I try to imagine what it must be like to be a law enforcement officer these days, even without the added burden of being a trailblazer for an entire group of people. I don’t imagine Houston is the easiest place to look so different.

I know I would be scared every. single. day.

Whatever Sandeep Dhaliwal felt, he served us all. I am grateful for his example.

31 Days of Five-Minute Free Writes

JOIN (FMF31 2019 Day 9)

I am participating in 31 Days of Five Minute Free Writes 2019 (all of my submissions can be found here).

Today’s prompt is: JOIN

I am a joiner. This has become more and more apparent the older I have gotten.

I know this may sound contradictory, since I recharge best by being alone, but having an affiliation with a group matters deeply to me.
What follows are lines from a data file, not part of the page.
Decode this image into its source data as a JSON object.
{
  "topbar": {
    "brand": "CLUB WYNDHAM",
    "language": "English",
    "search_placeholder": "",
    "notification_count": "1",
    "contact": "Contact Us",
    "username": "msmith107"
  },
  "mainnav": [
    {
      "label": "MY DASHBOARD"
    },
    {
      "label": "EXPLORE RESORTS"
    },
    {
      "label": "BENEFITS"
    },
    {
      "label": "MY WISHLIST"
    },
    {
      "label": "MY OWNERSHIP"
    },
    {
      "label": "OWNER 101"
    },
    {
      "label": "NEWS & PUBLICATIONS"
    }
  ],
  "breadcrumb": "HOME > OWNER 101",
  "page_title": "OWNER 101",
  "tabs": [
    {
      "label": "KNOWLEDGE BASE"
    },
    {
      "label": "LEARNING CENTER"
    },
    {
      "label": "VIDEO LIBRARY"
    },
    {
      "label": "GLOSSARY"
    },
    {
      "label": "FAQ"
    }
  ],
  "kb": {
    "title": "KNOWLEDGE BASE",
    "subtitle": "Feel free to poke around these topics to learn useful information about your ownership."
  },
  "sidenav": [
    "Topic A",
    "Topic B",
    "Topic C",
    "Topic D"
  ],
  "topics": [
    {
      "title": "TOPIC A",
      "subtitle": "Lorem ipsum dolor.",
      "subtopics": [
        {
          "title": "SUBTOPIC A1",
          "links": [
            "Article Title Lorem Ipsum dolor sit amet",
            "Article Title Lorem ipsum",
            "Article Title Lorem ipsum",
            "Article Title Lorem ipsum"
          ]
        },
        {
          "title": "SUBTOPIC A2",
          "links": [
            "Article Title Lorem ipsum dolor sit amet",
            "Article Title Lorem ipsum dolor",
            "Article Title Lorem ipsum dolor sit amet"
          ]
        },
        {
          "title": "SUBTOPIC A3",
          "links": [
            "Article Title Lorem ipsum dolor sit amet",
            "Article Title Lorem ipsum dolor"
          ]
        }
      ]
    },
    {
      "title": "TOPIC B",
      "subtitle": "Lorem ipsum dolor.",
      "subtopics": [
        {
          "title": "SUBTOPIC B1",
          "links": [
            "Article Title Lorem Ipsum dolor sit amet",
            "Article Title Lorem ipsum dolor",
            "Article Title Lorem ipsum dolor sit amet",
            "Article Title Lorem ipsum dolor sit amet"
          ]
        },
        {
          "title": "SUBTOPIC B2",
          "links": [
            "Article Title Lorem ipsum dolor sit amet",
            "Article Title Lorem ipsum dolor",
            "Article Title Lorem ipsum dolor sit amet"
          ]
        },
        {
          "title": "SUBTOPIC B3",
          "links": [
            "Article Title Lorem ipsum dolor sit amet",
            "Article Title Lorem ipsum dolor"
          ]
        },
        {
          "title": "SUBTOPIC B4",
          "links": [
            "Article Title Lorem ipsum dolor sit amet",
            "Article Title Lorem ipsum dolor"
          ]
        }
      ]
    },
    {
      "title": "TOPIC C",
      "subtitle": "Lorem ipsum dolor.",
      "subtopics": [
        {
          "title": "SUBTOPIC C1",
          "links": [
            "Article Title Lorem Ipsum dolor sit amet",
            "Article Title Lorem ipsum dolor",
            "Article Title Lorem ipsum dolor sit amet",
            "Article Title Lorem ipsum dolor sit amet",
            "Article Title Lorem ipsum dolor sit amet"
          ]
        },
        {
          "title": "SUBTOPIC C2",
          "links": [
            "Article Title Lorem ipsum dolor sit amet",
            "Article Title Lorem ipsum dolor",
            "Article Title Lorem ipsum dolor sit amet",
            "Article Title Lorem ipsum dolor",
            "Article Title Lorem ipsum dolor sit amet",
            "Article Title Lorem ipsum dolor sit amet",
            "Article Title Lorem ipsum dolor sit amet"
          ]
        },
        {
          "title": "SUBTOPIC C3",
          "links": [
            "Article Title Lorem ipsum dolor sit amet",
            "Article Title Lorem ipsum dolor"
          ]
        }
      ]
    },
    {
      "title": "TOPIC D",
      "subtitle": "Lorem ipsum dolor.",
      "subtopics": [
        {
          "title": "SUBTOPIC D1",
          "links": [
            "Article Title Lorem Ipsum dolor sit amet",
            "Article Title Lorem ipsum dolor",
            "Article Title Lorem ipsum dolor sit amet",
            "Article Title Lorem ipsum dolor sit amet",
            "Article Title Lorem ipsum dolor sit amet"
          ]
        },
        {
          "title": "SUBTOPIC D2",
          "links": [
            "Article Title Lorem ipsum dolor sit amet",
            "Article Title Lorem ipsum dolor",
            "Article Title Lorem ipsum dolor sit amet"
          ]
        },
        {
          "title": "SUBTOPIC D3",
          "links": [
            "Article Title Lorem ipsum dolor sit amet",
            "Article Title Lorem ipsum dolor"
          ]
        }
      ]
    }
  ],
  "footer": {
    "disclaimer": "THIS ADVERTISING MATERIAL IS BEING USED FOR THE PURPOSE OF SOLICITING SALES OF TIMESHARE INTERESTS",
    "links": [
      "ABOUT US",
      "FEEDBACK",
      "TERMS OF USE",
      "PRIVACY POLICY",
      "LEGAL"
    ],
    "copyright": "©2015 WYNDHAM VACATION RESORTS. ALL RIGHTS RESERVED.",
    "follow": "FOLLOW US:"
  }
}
I realize, now that I work full-time for one place again (instead of freelancing for multiple places at once), that my psyche is so much more geared toward belonging.

That’s not to say that the places where I freelanced (including the place where I now work full-time) went out of their way to alienate me. Not at all.

But as a freelancer, there is always, by nature of the arrangement, a sense of being on the outside looking in.

I kind of joke around with my current employer that the main reason I wanted to be full-time was so I could hear what was going on in the “random” channel on Slack. (That’s where people chat about whatever they want to talk about (within reason) rather than work topics). As a freelancer, you were limited to the “general” channel. OH THE FOMO. (But I am kidding — I wanted to work full-time because I love the work we do and needed the income — by the time the full-time opening was available, I no longer was obligated to deal with my father-in-law’s needs as he had passed away, so I could turn myself to working more hours.)

The act of joining was anything but random for me.

31 Days of Five-Minute Free Writes